As anyone who’s ever seen an overwhelmed storm drain or sloshed across a flooded sidewalk knows, urban development and heavy precipitation often combine to spell trouble for communities. But outside the land development field, few people are aware of existing stormwater management infrastructure and how they can implement local flooding solutions.
A team of environmental educators and professors within UConn Extension has recently been awarded a $100,000 grant from the Environmental Protection Agency (EPA) to carry out an innovative model of community-based education to help address this problem. The UConn team is partnering with school districts and NGOs in several of Connecticut’s disproportionately affected communities to create on-the-ground stormwater management solutions. In addition to mitigating storm damage and enriching local water quality, these solutions will provide valuable educational experiences in environmental stewardship.
“The students, the teachers, and the nonprofits all come together and – with our help – plan and then carry out a low-impact development project,” says Nicole Freidenfelds, project manager and Natural Resources Conservation Academy (NRCA) program coordinator. “It gets the students involved and seeing that they can make a change in their community and also benefit the environment.”
Rain gardens, bioswales, green roofs, and permeable pavements are all examples of projects that high schoolers may learn about or help implement, according to Freidenfelds.
“Students and teachers are extra proud of that because it’s something that they can see that they accomplished; something very tangible,” says Michael Dietz, co-project manager and director of the Connecticut Institute of Water Resources. “We can even show them how many gallons of stormwater that particular device or installation will treat in a given year.”

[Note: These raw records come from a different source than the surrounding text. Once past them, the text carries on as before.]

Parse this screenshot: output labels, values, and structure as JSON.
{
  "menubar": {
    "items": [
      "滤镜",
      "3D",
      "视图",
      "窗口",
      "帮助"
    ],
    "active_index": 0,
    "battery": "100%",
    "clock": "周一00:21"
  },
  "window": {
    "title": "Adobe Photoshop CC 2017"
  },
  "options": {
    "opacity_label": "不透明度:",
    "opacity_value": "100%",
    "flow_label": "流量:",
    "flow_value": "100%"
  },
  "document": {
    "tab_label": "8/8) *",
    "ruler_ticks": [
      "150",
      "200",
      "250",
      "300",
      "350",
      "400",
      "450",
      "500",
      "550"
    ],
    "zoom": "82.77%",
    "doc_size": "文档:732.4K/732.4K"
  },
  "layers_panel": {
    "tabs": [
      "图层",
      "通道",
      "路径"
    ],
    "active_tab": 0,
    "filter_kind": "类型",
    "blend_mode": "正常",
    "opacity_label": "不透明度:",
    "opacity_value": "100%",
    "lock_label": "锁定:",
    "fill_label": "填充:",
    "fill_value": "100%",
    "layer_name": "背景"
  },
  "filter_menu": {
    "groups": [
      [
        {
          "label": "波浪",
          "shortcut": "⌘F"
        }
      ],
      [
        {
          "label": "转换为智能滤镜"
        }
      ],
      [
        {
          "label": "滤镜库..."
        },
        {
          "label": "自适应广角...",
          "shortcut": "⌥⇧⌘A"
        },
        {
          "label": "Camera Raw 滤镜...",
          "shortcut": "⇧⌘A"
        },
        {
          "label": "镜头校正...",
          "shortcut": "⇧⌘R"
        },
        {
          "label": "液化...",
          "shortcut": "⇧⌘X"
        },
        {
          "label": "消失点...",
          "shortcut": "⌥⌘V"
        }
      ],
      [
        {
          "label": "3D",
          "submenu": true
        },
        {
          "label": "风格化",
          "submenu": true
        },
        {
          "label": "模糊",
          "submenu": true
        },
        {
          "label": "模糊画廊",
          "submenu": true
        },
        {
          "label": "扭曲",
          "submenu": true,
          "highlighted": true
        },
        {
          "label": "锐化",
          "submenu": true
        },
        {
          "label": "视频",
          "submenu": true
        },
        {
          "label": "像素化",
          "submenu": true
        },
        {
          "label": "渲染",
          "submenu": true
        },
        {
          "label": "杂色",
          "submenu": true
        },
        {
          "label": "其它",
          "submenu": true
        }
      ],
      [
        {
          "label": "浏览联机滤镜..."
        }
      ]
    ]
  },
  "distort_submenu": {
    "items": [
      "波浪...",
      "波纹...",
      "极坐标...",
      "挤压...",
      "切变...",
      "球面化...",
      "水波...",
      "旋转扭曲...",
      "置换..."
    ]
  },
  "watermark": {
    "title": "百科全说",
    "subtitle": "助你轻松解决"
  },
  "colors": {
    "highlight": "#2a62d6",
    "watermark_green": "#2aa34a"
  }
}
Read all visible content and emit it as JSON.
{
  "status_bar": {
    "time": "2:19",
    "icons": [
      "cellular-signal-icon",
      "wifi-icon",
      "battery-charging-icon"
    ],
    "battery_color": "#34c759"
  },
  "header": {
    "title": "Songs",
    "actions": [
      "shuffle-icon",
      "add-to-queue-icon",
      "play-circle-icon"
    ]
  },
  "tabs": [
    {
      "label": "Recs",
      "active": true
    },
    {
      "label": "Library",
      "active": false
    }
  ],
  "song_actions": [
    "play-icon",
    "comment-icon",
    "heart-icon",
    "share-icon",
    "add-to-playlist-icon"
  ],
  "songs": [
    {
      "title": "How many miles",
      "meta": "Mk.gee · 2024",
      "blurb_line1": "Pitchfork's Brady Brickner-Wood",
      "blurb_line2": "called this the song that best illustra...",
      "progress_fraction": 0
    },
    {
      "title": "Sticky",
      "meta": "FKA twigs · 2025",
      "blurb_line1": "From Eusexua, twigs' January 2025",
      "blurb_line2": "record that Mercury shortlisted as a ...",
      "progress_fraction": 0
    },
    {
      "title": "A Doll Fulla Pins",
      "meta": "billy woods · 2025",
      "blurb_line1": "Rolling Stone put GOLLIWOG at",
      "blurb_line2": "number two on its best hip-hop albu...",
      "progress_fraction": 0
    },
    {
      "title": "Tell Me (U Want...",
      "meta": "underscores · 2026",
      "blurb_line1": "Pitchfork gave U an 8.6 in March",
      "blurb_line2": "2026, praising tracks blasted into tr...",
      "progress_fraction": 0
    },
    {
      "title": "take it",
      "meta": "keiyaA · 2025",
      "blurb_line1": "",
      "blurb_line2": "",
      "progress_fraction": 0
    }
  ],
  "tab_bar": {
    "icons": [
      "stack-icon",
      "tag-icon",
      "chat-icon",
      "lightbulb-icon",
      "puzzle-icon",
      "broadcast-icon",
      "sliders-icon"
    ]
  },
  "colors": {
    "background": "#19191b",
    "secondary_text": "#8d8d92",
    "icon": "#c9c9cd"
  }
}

Each participating school within the partner school districts – Hartford Public Schools and Windham Public Schools – will be able to implement a system that makes sense for their specific geography and needs, while also translating classroom environmental lessons into real-world practice.
“The main goal of all our programming within the Natural Resources Conservation Academy is to foster environmental literacy, so that students can have a grasp of these issues that exist within their communities and advocate for solutions,” says Laura Cisneros, co-project manager and director of the NRCA.
This new project builds upon groundwork laid by a previous Extension initiative, the Teacher Professional Learning program (TPL). TPL was a three-day workshop geared toward high school science teachers, equipping them with lesson plans and familiarizing them with online mapping tools to teach their students about water and sustainability science. The response to TPL was so overwhelmingly positive, the team says, that it inspired them to bring students into the process.
“The original TPL focused on the connections between what we do on the land – our land use decisions – and water quality,” explains David Dickson, co-project manager and director of the Center for Land Use Education and Research (CLEAR). “So the curriculum that was developed for high schools was based on that concept, and this is sort of following up on that by getting a little bit more hands-on. Kids are actually part of the solution here. And that pushes them further along – going from learning about it to actually being involved and helping to address the problem.”
The ambitious project will be supported by community partner organizations: Keney Park Sustainability Project, the Garden Club of Windham, and Traprock Ridge Land Conservancy. Each organization is receiving $5,000 from the total award amount to carry out local programming and assist the students and teachers with building their green infrastructure installations. Friends of Pope Park and the Windham/Willimantic branch of the NAACP have also signed on to the project as advisory partners.
This program seeks to address two major challenges faced by the state of Connecticut. The first is that climate change continues to increase precipitation rates and storm activity – underscoring the need for sustainable land-use solutions as the state continues its economic and urban development.
The second is that Connecticut is one of the most racially segregated states in the nation, owing to historical and current government policies and practices which have often isolated communities of color from economic opportunity, environmental health, and community safety. By actively promoting environmental literacy within underserved communities (areas which have a greater proportion of households above the poverty line and/or more people of color than the state average), the team hopes to mitigate some of the effects of these practices.
While the communities will benefit directly from these water diversion projects, the team also hopes for some ripple effects in students’ and educators’ lives.
Freidenfelds says she hopes students come away from the experience with a renewed interest in environmental stewardship, and maybe even a new idea for a career path – “maybe even seeing themselves continuing this work beyond high school.”